Paving the way for success during the pandemic
The rapid offline expansion, however, is based on Aldi’s prior layout in the digital space with community e-commerce at the core, which is also in line with the brand’s targeting of the middle class. The retailer started its foray into the Chinese market in 2017 through one of China’s e-commerce giants Tmall Global, and launched its own online flagship store the year after. In the meantime, the foreign player soon landed in the online marketplace on WeChat and other major Chinese retail and food delivery service platforms including Meituan and Eleme, establishing brand awareness amongst Chinese consumers while paving the way for its offline expedition.
The digital ecosystem not only helped Aldi break into the Chinese market but has also cushioned the impacts of COVID on the business as online platforms remain the primary source of sales, whereas physical stores function more like a warehouse although they are open to offline shoppers. This business model has also protected Aldi from being hard hit when Shanghai was put under a three-month lockdown due to local COVID outbreaks earlier in March. On the contrary, the brand gained more recognition from locals as online grocery shopping became common practice whilst outdoor activities were restrained.
An alternative to a membership-only model
The dubbed “discount retailer’s” low-price strategy has furthered Aldi’s favour in the Chinese market, which is enabled by its reliance on private label products. It is reported that over 90% of Aldi’s offerings are privately labelled, a rate that is far higher than rivals. This not only allows the company to have better control of the production process but avoids additional costs incurred when dealing with a third party, which ultimately would be covered by consumers. By doing so, Aldi can increase its competitiveness by leveraging the affordable image that the brand is synonymous with, therefore, continuing to win over its target audience.
While Walmart and Carrefour have been seen gradually turning away from the hypermarket concept and cashing in on more membership-only businesses, Aldi doesn’t seem keen to follow suit as of yet. The country saw an emergence of the membership-only wholesale sector in 2021, hence, prompting the transition.
In the most recent Q2 earning results, Walmart China attributed the year-on-year increase of 15.9% in net sales to “the excellent performance” of Sam’s Club. The membership-only arm reported over 4 million paid members as of 2021 together with double-digit growth in sales in Q3 2021. The prospect led to Walmart’s decision to bring another 40 to 50 Sam’s Club stores to China in 2022 on top of the existing 36 physical outlets.
Carrefour too, has stepped up to upgrade its current stores and has the ambition to turn half of its 200 hypermarkets into membership stores in the coming three years. As a result, over 100 such retail membership stores opened across the country between the period of early 2021 and March 2022, including local names such as Alibaba’s Hema Fresh, Fudi, and Yonghui as well as global labels Metro AG and Costco.

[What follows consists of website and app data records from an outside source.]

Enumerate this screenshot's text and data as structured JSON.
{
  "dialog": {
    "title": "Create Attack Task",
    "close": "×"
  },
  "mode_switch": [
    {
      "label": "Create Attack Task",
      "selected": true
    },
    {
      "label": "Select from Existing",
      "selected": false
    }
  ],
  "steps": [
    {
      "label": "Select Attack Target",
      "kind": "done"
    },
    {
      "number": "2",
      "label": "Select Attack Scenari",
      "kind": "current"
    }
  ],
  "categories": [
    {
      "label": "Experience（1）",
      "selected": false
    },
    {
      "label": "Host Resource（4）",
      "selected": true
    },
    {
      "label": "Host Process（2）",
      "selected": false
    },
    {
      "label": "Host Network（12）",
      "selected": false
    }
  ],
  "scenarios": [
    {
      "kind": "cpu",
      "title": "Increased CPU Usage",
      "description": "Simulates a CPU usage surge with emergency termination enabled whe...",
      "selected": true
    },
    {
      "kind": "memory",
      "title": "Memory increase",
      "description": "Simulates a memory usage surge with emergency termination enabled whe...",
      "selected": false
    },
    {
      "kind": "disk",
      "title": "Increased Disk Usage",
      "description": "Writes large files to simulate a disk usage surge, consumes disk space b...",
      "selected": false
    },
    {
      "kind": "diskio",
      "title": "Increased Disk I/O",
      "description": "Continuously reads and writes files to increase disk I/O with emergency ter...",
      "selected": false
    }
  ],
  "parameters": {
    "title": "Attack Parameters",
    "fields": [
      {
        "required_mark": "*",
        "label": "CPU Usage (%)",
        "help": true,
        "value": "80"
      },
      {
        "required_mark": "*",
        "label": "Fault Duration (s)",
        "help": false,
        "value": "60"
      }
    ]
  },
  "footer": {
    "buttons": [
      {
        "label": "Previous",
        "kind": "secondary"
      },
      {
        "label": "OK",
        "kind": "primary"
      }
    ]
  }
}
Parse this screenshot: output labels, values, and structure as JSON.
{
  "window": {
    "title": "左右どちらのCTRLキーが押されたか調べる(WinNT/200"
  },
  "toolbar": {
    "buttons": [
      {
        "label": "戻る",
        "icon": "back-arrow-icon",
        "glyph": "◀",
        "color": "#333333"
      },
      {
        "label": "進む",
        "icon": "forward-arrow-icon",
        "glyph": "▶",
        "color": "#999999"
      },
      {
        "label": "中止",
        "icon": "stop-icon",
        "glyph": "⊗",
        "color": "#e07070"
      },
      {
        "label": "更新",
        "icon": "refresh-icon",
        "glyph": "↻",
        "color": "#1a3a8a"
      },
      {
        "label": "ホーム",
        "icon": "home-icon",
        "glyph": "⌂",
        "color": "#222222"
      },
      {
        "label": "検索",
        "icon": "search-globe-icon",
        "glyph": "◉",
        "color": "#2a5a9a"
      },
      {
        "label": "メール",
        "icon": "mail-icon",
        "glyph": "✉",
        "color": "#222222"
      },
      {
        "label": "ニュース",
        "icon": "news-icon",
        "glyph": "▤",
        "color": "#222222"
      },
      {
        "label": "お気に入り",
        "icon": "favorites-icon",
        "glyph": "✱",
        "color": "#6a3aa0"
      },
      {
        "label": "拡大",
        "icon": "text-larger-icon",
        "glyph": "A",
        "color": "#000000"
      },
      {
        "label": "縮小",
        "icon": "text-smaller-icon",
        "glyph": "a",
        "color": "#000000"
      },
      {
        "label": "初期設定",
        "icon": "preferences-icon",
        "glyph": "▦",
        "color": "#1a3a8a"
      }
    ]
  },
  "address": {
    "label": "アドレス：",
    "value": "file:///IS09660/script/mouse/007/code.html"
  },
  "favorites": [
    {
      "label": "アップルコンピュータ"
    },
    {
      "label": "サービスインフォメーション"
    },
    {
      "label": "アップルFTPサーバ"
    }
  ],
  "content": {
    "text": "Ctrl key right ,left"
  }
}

However, unlike others who charge customers an annual fee to enjoy special services such as discounts and quicker delivery, Aldi introduced a “low-bar” membership concept that is free of charge and special services are provided based on one’s accumulated purchase points. The rationale is partly due to keeping the brand’s price strategy consistent and allowing the concept of “members” to be more accessible to the public, especially the consumer demographics that the business is trying to engage with.
Overall, Aldi’s strategies seem to be playing out well in China and they are currently smooth sailing in the market, allowing the late entrant to take on some of the existing global labels during an industry downturn. However, continuous adaptations are to be expected to pull off a sustainable expansion, in the long run, considering the fast-changing market dynamics and consumer demands in the lucrative market.